Input data -
BEGIN
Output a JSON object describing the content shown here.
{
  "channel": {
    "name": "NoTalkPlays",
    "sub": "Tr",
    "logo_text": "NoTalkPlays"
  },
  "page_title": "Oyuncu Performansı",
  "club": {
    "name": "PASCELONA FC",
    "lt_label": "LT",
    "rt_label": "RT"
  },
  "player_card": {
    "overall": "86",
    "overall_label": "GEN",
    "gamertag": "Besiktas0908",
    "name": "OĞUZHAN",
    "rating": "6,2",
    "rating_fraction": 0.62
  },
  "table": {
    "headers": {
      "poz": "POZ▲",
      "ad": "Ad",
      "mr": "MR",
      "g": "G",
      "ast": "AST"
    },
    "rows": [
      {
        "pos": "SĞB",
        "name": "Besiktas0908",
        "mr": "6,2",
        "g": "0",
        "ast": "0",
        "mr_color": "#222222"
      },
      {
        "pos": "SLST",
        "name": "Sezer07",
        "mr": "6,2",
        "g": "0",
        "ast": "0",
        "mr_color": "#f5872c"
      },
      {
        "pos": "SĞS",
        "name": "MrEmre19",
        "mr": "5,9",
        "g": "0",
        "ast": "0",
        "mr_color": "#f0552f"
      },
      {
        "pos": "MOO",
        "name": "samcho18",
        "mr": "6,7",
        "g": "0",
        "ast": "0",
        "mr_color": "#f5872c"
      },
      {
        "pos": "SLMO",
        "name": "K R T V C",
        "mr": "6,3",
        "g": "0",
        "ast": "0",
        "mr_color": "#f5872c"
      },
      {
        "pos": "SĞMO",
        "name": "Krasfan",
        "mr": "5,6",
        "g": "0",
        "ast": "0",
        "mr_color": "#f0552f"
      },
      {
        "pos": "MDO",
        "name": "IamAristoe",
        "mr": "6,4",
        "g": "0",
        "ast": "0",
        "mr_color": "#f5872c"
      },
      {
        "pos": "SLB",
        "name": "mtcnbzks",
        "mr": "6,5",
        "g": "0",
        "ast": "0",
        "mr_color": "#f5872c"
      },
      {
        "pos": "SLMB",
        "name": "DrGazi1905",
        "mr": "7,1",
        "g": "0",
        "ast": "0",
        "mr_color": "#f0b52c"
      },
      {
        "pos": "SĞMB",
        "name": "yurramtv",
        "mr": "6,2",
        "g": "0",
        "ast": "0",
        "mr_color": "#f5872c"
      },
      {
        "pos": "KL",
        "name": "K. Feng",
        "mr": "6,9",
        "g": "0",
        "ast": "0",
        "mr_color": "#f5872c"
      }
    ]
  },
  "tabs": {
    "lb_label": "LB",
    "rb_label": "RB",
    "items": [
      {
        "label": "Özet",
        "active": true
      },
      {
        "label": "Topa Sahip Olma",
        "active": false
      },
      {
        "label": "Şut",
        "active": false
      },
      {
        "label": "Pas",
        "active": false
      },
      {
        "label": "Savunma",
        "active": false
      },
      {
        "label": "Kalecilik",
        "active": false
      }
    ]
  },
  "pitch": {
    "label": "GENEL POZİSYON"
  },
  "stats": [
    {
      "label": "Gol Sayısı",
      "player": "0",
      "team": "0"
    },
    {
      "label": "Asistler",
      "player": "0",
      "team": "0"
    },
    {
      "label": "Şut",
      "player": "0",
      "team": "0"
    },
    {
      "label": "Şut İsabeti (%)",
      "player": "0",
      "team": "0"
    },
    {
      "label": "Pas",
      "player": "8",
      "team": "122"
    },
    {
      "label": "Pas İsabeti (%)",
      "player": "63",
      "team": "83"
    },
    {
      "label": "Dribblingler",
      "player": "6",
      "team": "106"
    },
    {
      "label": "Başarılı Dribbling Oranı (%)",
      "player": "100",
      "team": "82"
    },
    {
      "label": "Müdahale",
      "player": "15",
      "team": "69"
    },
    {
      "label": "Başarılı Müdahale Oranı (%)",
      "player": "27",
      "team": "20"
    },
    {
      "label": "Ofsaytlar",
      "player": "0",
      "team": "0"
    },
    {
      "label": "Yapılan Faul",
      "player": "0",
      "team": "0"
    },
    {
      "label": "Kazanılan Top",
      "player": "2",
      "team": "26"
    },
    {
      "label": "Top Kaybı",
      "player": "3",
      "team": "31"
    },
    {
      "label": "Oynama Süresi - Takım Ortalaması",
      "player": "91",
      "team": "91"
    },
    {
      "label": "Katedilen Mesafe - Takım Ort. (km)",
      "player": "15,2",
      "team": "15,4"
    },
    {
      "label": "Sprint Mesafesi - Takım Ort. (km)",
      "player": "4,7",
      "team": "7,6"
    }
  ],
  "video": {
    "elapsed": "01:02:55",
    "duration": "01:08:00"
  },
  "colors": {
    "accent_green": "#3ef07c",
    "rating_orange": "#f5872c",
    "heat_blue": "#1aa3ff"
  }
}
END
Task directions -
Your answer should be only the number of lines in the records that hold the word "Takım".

Response for this exercise -
3